Dataset items:
☆ ☆ ☆ ☆ ☆ ☆ ☆

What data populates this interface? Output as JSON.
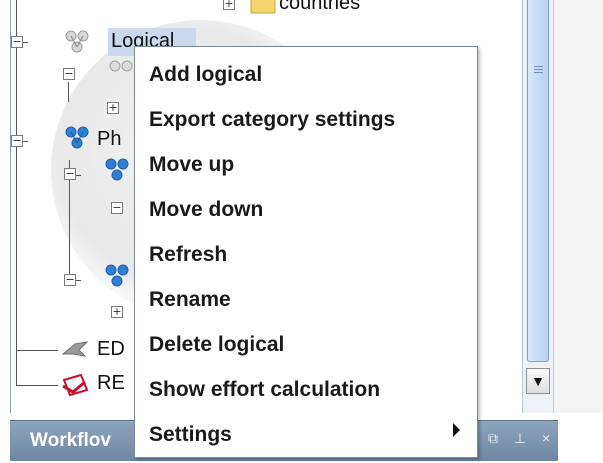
{
  "tree": {
    "nodes": {
      "countries": "countries",
      "logical": "Logical",
      "physical": "Ph",
      "ed": "ED",
      "re": "RE"
    }
  },
  "context_menu": {
    "items": [
      {
        "label": "Add logical"
      },
      {
        "label": "Export category settings"
      },
      {
        "label": "Move up"
      },
      {
        "label": "Move down"
      },
      {
        "label": "Refresh"
      },
      {
        "label": "Rename"
      },
      {
        "label": "Delete logical"
      },
      {
        "label": "Show effort calculation"
      },
      {
        "label": "Settings",
        "has_submenu": true
      }
    ]
  },
  "workflow": {
    "title": "Workflov",
    "controls": "⧉ ⊥ ×"
  },
  "scrollbar": {
    "down_arrow": "▼"
  },
  "colors": {
    "selection": "#cbd9ee",
    "workflow_bar": "#7c94ae",
    "scroll_thumb": "#c8dcf6"
  }
}
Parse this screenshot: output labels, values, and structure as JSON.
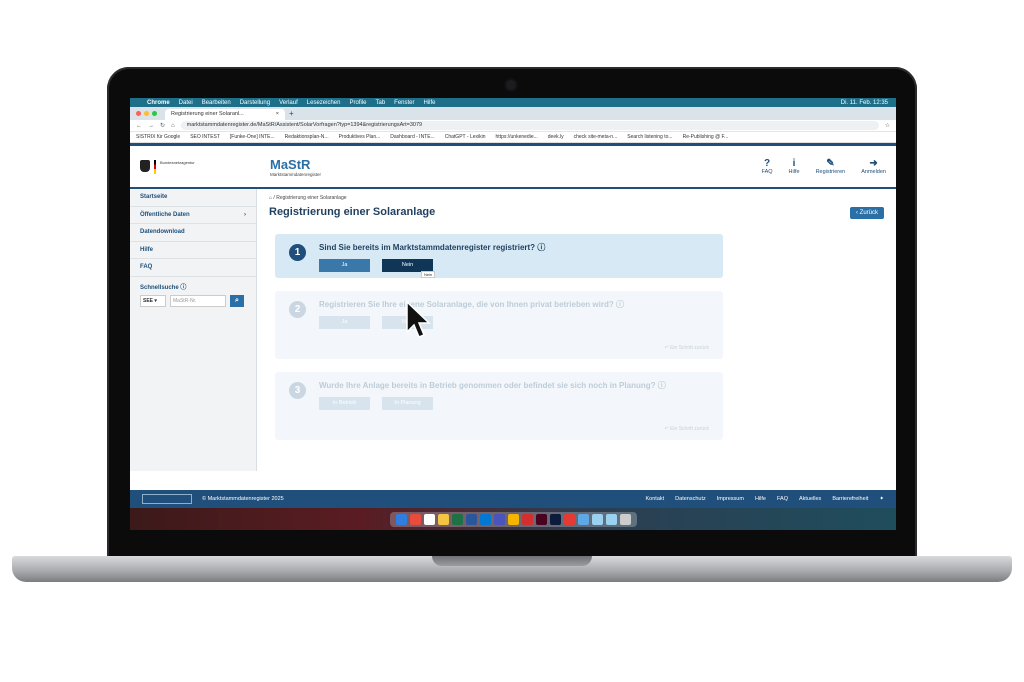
{
  "mac_menu": {
    "apple": "",
    "items": [
      "Chrome",
      "Datei",
      "Bearbeiten",
      "Darstellung",
      "Verlauf",
      "Lesezeichen",
      "Profile",
      "Tab",
      "Fenster",
      "Hilfe"
    ],
    "clock": "Di. 11. Feb. 12:35"
  },
  "browser": {
    "tab_title": "Registrierung einer Solaranl...",
    "tab_close": "×",
    "new_tab": "+",
    "url": "marktstammdatenregister.de/MaStR/Assistent/SolarVorfragen?typ=1394&registrierungsArt=3079",
    "bookmarks": [
      "SISTRIX für Google",
      "SEO INTEST",
      "[Funke-One] INTE...",
      "Redaktionsplan-N...",
      "Produktives Plan...",
      "Dashboard - INTE...",
      "ChatGPT - Lexikin",
      "https://unkenedie...",
      "deek.ly",
      "check site-meta-n...",
      "Search listening to...",
      "Re-Publishing @ F..."
    ]
  },
  "header": {
    "gov_text": "Bundesnetzagentur",
    "brand_name": "MaStR",
    "brand_sub": "Marktstammdatenregister",
    "nav": [
      {
        "icon": "?",
        "label": "FAQ"
      },
      {
        "icon": "i",
        "label": "Hilfe"
      },
      {
        "icon": "✎",
        "label": "Registrieren"
      },
      {
        "icon": "➜",
        "label": "Anmelden"
      }
    ]
  },
  "sidebar": {
    "items": [
      {
        "label": "Startseite",
        "arrow": ""
      },
      {
        "label": "Öffentliche Daten",
        "arrow": "›"
      },
      {
        "label": "Datendownload",
        "arrow": ""
      },
      {
        "label": "Hilfe",
        "arrow": ""
      },
      {
        "label": "FAQ",
        "arrow": ""
      }
    ],
    "quick_search_label": "Schnellsuche",
    "quick_select": "SEE ▾",
    "quick_placeholder": "MaStR-Nr."
  },
  "main": {
    "breadcrumb": "Registrierung einer Solaranlage",
    "title": "Registrierung einer Solaranlage",
    "back_label": "‹ Zurück",
    "steps": [
      {
        "num": "1",
        "question": "Sind Sie bereits im Marktstammdatenregister registriert?",
        "buttons": [
          "Ja",
          "Nein"
        ],
        "back": ""
      },
      {
        "num": "2",
        "question": "Registrieren Sie Ihre eigene Solaranlage, die von Ihnen privat betrieben wird?",
        "buttons": [
          "Ja",
          "Nein"
        ],
        "back": "↶ Ein Schritt zurück"
      },
      {
        "num": "3",
        "question": "Wurde Ihre Anlage bereits in Betrieb genommen oder befindet sie sich noch in Planung?",
        "buttons": [
          "In Betrieb",
          "In Planung"
        ],
        "back": "↶ Ein Schritt zurück"
      }
    ],
    "tooltip": "Nein"
  },
  "footer": {
    "copyright": "© Marktstammdatenregister 2025",
    "links": [
      "Kontakt",
      "Datenschutz",
      "Impressum",
      "Hilfe",
      "FAQ",
      "Aktuelles",
      "Barrierefreiheit"
    ]
  }
}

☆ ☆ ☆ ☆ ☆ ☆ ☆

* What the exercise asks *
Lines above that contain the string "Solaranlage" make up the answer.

* Result below *
    "breadcrumb": "Registrierung einer Solaranlage",
    "title": "Registrierung einer Solaranlage",
        "question": "Registrieren Sie Ihre eigene Solaranlage, die von Ihnen privat betrieben wird?",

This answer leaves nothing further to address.